The view with the sunrise behind you is often quite nice as well.
It is very cool to be able to walk to the dentist (extra cool today, my cheeks were burning by the time I got there). In fact, all of the local schools are within a half mile of our home, and several stores, little restaurants, and the post office are not a lot further. It's one of the reasons why my husband and I liked the location - "The kids can walk to school!" we cheered.
Which brings me to today's defense of walking. A nod of thanks to my blogger cousin who brought it up, and led me to a heated discussion on his blog from a while back. It amused me that the name of his essay was "let kids walk to school." In our house, it has never been a question of "let" them walk, it's a battle to MAKE them walk.
There are some walkers, but precious few relative to the number who could walk in 20 minutes or less. The fact of the matter is, ours is a heavily automotive society. It has become so ingrained in our culture that the idea of walking doesn't even come up. Sometimes even if you want to walk somewhere, there aren't sidewalks around to make it safe.
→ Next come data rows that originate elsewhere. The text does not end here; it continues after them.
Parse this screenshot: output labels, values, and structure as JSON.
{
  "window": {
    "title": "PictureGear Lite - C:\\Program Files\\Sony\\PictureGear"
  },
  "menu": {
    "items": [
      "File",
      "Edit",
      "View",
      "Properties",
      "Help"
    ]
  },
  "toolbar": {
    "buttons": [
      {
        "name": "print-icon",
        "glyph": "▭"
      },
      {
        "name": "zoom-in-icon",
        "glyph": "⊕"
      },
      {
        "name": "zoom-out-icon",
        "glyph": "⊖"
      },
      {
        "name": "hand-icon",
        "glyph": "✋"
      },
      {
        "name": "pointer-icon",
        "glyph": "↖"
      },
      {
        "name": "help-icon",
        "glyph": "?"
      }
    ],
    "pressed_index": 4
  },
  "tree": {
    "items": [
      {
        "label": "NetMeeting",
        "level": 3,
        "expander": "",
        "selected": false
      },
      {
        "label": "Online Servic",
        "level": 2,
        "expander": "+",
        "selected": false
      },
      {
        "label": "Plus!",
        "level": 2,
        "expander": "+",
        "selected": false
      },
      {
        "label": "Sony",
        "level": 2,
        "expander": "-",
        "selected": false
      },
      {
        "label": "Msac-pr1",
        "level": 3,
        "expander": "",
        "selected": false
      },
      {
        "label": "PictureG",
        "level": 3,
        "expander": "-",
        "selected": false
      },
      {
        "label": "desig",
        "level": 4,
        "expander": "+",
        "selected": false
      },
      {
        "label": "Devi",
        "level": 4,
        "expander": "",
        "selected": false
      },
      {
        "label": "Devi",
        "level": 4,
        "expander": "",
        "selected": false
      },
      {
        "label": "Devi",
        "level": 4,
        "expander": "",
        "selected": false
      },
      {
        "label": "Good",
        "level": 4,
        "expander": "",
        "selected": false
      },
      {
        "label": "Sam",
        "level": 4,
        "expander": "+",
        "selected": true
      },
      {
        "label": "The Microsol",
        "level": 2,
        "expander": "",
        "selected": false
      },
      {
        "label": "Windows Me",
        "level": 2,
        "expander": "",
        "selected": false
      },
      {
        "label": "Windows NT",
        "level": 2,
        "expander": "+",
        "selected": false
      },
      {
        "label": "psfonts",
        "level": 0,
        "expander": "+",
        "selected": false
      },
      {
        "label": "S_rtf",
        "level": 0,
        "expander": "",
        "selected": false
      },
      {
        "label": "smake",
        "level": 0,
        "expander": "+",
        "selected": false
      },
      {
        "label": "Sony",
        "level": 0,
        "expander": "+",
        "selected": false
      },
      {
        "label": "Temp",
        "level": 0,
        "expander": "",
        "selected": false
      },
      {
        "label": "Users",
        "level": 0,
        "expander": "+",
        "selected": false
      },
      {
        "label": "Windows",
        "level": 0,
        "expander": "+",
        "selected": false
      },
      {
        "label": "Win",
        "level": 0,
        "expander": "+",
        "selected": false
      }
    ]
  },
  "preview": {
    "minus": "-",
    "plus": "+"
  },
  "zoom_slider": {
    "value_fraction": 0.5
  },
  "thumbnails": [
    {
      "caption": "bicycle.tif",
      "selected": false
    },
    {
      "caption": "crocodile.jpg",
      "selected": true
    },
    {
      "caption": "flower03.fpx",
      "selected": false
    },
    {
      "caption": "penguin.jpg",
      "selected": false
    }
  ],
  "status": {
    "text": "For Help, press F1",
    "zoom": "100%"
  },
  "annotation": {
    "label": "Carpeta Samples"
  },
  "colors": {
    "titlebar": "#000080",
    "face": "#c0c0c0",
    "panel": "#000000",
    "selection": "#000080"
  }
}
In this particular, cities are far healthier than suburbs. There is a lot more walking in a city, even if it's just walking to and from a subway station. In the suburbs, you only have to walk from your door to the car. And EVERYBODY drives.
When kids have to be in school for extracurriculars before the bus comes the default is the car, not the feet. If we refused to give them a ride, they would inevitably hitch a ride with someone else. Then, of course, you look bad because you're "making" some other parent drive all the time. In fact, MANY parents opt to drive no matter the schedule because they're not even comfortable with their kids riding the bus.
As far as safety goes - I sympathize with the parental worries about traffic hazards and evildoers. I have felt it too. But they are worries one must fight. You have to recognize the fact that they are FAR more likely to perish while you drive them to a trumpet lesson, or from getting cancer. You can't avoid death by keeping them from living.
If you have educated your child well, accompanied them once or twice (shortly after moving here I found one of my kids on her way to the next town, in the opposite direction of home), then you need to take a deep breath and let go. You might even sneak through the woods behind them now and again to make sure they're okay, just don't transmit your fears and worries to them! Caution and smarts, yes; worry and fear, no. How proud and confident they feel once they taste independence!
Well, I rant too much. It is a fraught subject. Suffice it to say that I firmly believe we should all be walking every day. And please note that I am as guilty as the next person. If I can have an extra ten or fifteen minutes at home, I'll often take it and drive to a school event rather than walk. The idea of adding TIME to get from here to there is unconscionable. The car is an embedded national habit, like TV and fast food, and we need to be weaned off of it.